Don't Underestimate Acetylene

Think Twice Before You Take This Exit

You'd have a little more respect for the potential dangers of working with acetylene if you'd been in Dallas on July 25, 2007. At nine thirty in the morning that day, Southwest Industrial Gases went up in an exploding fireball. Opinions vary as to the cause of the accident- valve failure, misuse of a practice called "pigtailing," or negligence. The company supplying Southwest with acetylene at that time (Western International Gas & Cylinders), according to STEVE THOMPSON, MICHAEL GRABELL and RANDY LEE LOFTIS of The Dallas Morning News, "...has won industry safety awards. But federal regulators have repeatedly cited it for safety violations."

I remember being told once that "It isn't if an acetylene plant will explode- it's when." Scary thought, isnt' it?" Of course, that was years ago, but even though industry safety spokespersons for the compressed gas industry will tell you things have changed dramatically for the good in the safety levels for acetylene production, let me tell you that it's never good to be overconfident around acetylene.

Here are a few points courtesy of the Bureau of Deep Mine Safety:

Acetylene
-Acetylene is a compound of Hydrogen and Carbon (C 2 H 2 )
-Explosive range is 3% -93%
-Needs only 10% oxygen to ignite
-Produced when calcium carbide is mixed with water
-Unstable gas, will violently decompose when pure state above 15 psi
-Has a burning temperature of 4,600 degrees F when burned in air, and 5,700 degrees F when burned in pure oxygen
-Auto-ignition temperature is 763 - 824 degrees F

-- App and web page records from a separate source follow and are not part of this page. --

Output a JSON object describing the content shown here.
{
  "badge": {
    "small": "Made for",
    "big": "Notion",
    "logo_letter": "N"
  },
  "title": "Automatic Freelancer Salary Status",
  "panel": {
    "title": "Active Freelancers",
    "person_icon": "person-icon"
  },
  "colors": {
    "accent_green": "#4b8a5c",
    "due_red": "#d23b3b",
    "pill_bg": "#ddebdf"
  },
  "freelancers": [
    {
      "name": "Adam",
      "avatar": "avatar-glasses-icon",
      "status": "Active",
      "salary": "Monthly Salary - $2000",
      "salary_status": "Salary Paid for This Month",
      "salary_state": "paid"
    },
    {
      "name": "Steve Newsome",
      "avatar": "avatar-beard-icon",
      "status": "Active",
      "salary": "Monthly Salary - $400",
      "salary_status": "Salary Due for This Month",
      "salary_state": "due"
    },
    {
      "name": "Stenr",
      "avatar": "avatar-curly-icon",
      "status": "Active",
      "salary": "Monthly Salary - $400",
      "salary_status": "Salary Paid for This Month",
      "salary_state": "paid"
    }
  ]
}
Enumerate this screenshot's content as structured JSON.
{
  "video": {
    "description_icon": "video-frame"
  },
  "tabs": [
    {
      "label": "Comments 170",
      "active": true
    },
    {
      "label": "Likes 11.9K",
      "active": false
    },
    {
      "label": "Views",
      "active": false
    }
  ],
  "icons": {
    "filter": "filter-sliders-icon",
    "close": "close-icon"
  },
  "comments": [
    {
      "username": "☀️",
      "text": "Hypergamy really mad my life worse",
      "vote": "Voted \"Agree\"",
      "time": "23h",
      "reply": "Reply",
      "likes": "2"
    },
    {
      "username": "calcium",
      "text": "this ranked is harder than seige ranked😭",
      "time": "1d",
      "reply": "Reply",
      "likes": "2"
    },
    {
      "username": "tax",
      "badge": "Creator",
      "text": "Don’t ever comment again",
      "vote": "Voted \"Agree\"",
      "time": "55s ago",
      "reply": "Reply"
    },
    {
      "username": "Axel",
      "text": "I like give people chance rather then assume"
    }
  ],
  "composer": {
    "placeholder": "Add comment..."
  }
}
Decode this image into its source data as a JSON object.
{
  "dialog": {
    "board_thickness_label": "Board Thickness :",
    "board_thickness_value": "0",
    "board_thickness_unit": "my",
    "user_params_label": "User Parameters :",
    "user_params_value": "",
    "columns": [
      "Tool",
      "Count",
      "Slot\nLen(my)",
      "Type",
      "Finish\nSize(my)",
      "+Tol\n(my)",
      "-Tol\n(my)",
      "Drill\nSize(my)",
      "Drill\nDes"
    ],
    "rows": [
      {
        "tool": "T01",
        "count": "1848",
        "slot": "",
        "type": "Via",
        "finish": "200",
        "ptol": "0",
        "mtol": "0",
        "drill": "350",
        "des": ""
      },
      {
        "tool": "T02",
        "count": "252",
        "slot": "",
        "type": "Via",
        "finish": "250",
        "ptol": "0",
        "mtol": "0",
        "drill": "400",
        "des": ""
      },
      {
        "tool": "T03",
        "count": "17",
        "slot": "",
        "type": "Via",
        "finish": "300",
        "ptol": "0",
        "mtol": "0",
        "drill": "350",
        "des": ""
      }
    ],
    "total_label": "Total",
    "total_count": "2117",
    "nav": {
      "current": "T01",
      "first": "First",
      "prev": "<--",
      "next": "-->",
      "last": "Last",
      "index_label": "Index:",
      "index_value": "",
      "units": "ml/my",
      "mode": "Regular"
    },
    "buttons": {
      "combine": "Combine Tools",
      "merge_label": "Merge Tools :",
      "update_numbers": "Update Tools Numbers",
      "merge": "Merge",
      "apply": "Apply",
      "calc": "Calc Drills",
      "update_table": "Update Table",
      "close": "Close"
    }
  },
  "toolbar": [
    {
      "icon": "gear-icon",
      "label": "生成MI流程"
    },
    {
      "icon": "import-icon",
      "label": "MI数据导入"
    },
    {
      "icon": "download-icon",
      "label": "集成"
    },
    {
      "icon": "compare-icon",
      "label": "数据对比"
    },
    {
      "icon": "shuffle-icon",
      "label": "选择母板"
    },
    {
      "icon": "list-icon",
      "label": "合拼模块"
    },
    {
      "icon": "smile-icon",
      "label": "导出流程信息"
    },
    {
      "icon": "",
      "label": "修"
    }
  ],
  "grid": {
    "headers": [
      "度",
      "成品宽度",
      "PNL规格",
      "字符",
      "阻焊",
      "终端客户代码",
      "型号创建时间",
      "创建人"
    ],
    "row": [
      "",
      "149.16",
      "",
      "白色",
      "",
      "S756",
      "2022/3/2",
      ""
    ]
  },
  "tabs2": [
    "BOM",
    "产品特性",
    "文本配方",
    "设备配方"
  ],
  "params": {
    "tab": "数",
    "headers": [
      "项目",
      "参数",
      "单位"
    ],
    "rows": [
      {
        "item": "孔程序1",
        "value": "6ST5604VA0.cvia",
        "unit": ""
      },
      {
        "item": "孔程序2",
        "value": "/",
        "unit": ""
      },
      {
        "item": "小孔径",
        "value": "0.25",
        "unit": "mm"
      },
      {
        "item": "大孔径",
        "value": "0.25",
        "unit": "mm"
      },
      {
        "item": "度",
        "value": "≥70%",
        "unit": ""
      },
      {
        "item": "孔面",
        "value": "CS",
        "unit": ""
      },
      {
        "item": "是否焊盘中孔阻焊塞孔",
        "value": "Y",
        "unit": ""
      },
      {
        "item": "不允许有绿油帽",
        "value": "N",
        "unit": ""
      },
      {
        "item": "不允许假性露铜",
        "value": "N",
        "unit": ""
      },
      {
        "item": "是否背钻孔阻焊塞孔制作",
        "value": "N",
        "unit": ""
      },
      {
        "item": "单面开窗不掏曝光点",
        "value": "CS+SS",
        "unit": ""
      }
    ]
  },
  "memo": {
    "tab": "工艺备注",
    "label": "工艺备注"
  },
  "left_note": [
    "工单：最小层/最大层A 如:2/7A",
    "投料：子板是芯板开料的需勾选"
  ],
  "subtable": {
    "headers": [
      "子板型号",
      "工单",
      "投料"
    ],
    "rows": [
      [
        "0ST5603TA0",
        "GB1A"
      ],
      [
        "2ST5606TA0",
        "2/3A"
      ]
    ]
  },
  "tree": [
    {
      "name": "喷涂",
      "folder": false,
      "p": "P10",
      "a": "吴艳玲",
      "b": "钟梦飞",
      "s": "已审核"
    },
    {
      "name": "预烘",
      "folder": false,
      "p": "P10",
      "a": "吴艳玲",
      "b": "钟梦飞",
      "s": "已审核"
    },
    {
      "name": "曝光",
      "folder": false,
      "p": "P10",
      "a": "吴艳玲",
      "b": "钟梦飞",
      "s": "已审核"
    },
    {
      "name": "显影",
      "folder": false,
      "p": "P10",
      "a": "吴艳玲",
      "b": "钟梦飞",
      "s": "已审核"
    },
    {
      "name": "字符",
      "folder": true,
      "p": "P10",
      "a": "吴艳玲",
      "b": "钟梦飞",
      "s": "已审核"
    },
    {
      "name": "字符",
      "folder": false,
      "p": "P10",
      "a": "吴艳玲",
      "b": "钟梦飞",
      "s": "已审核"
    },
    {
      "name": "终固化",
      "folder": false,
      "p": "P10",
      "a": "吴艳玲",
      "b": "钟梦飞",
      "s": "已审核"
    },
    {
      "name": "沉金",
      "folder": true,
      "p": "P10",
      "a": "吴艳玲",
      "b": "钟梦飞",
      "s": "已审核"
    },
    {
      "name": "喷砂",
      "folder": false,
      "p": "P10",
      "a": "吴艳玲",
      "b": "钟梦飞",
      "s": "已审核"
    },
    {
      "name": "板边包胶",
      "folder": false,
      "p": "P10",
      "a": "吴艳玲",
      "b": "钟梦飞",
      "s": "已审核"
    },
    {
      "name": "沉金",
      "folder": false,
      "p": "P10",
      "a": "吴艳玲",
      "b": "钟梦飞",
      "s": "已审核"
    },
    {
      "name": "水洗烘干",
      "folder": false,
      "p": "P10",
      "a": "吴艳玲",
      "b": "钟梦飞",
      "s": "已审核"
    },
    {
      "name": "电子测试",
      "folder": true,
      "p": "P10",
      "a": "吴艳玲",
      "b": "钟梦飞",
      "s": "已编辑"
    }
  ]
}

Acetylene Cylinders
-Usually are steel construction
-Filled with a porous material to allow the acetylene to dissolve - -Comes in various sizes
-Must always be stored upright
-Should not be stored below freezing
-Never allow a tank to go empty

What is interesting to me now about acetylene and other stored compressed gas issues is not so much the mechanisms of ignition and other catastrophic events, it is that responders are called to respond to emergency situations where compressed gases are stored. I wonder if they are fully aware of what they're getting into.

Many years ago I was visiting a compressed gas production facility when a fire broke out. The fire department was called to put out the fire. People in the facility, including myself, were herded outside to the far edge of the park lot. When the fire truck pulled in, I watched it make a beeline for the plant, then suddenly turn around and drive away from the building. The driver had apparently noticed the "Acetylene Production" sign.

I was told recently by a friend involved with emergency response that fire departments regularly review Tier II filings from the companies in the areas to get a heads up on what hazardous chemicals are stored at their facilities so that there are no surpises.

To further explore how this works over the next week, I will be contacting and reporting on interviews with two experts. The first is Dennis Patrick, President of the Environmental Planning Group out of Ashley, MI. Mr. Patrick is a CIH, CHHM, and CSP. He is also a compressed gas industry professional with over thirty years of operational and management experience. A special area of expertise for him is Tier II filings and RMP plans. I'll ask him just how helpful the information contained on the Tier II forms required by EPA can be to Emergency Responders. Second, I'll be talking to a well respected local Fire Chief to ask him for his take on this as soon as he gives me his permission to publish the interview.

See you Thursday. And by the way, the picture below shows why not to transport acetylene in a car.